▶ _Exercise goal_
Reproduce the full listing that appears beneath this instruction exactly.

▶ _Material supplied_
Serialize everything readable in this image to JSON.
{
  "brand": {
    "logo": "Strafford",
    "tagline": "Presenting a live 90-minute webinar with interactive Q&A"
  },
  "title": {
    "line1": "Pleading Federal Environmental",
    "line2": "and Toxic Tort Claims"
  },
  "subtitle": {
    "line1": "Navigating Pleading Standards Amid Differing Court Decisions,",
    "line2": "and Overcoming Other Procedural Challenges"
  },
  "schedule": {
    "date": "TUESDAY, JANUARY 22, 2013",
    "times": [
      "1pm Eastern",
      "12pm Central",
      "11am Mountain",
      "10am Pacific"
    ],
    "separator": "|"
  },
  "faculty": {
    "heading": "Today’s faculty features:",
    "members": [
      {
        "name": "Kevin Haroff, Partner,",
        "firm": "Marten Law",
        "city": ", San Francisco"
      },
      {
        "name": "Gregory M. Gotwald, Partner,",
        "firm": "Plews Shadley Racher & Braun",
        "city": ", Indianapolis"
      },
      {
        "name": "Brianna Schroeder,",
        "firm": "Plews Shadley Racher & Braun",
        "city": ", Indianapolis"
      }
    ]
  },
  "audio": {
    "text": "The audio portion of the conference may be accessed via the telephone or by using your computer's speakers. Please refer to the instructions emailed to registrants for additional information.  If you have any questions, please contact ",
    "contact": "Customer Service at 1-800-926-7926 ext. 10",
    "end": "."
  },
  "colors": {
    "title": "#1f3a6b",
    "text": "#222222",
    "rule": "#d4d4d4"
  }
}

▶ _Answer to the problem_
Serialize everything readable in this image to JSON.
{
  "brand": {
    "logo": "Strafford",
    "tagline": "Presenting a live 90-minute webinar with interactive Q&A"
  },
  "title": {
    "line1": "Pleading Federal Environmental",
    "line2": "and Toxic Tort Claims"
  },
  "subtitle": {
    "line1": "Navigating Pleading Standards Amid Differing Court Decisions,",
    "line2": "and Overcoming Other Procedural Challenges"
  },
  "schedule": {
    "date": "TUESDAY, JANUARY 22, 2013",
    "times": [
      "1pm Eastern",
      "12pm Central",
      "11am Mountain",
      "10am Pacific"
    ],
    "separator": "|"
  },
  "faculty": {
    "heading": "Today’s faculty features:",
    "members": [
      {
        "name": "Kevin Haroff, Partner,",
        "firm": "Marten Law",
        "city": ", San Francisco"
      },
      {
        "name": "Gregory M. Gotwald, Partner,",
        "firm": "Plews Shadley Racher & Braun",
        "city": ", Indianapolis"
      },
      {
        "name": "Brianna Schroeder,",
        "firm": "Plews Shadley Racher & Braun",
        "city": ", Indianapolis"
      }
    ]
  },
  "audio": {
    "text": "The audio portion of the conference may be accessed via the telephone or by using your computer's speakers. Please refer to the instructions emailed to registrants for additional information.  If you have any questions, please contact ",
    "contact": "Customer Service at 1-800-926-7926 ext. 10",
    "end": "."
  },
  "colors": {
    "title": "#1f3a6b",
    "text": "#222222",
    "rule": "#d4d4d4"
  }
}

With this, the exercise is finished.